In year 3 and 4, you’ll want to limit the amount of bunches growing on each vine. Three in year 3 and five in year 4 is the general rule.
This is another way to shepherd the vine’s resources, leading to healthier and more balanced harvests in subsequent years. From year 5 onwards you can leave all bunches to grow – none need to be removed.
Grapes like high potassium fertilisers, and adding a layer of mulch around the base can help with moisture retention.
Different varieties of grapes have different preferences for light, too, and while it’s not fertiliser, you can add grit to the base of the plant when fertilising to help manage light.
White gravel bounces light back up at the grapes. Black gravel captures the light and warms the soil as a result.
We recommend looking into the preferences of your varieties and deciding from there whether to use grit, and if so which one to use.
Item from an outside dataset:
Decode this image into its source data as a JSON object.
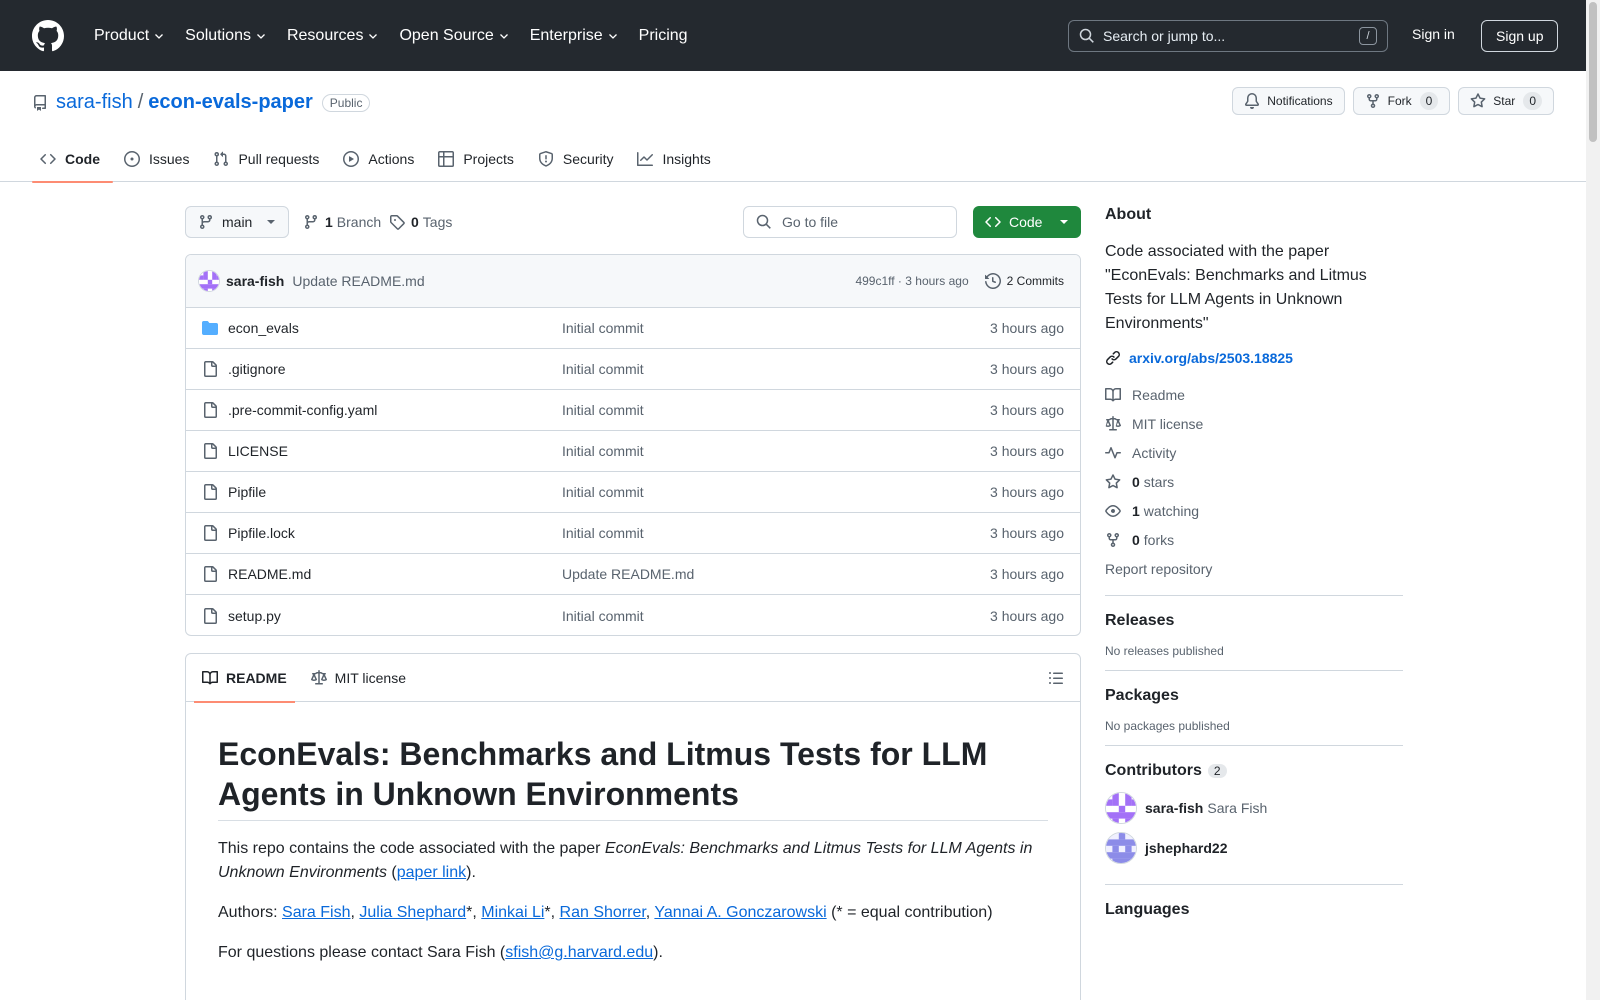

The act of pruning wine grapes is fairly complex, with different systems favoured in different circumstances and between varieties.
For this reason we’ll direct you to a resource provided by the Royal Horticultural Society (RHS), whose guide to pruning wine grapes contains a wealth of information to point you in the right direction.
You’ll be able to tell when harvest time is approaching, because your grapes will be big and bountiful:
Telltale signs include dark colouration, soft to the touch, and a sugary taste. Pick a grape and give it a chew, and if they’re at their sweetest, begin harvesting.
Thankfully, harvesting is the easiest part of growing wine grapes.
Simply snip the entire bunch from the vine and into a bucket, and then move on to the winemaking process!
Hopefully this guide to growing wine grapes has given you enough information to get started with a grapevine of your very own.
This plant can be fairly demanding, but with a little research and the willingness to experiment, you should be fine in getting your vine established.
In the first few years you’ll be rewarded with surprisingly quick and attractive growth, giving way after that to increasingly large grape harvests. And whether you decide to make wine or not, a vine overflowing with plump, juicy grapes is a pleasure to behold.
Also remember to support British wine when you can!
As the UK becomes more established as a winemaking region we stand to benefit, both from the selection of wines available and their reduced prices and from the increase in tourism revenue as people flock to visit our vineyards.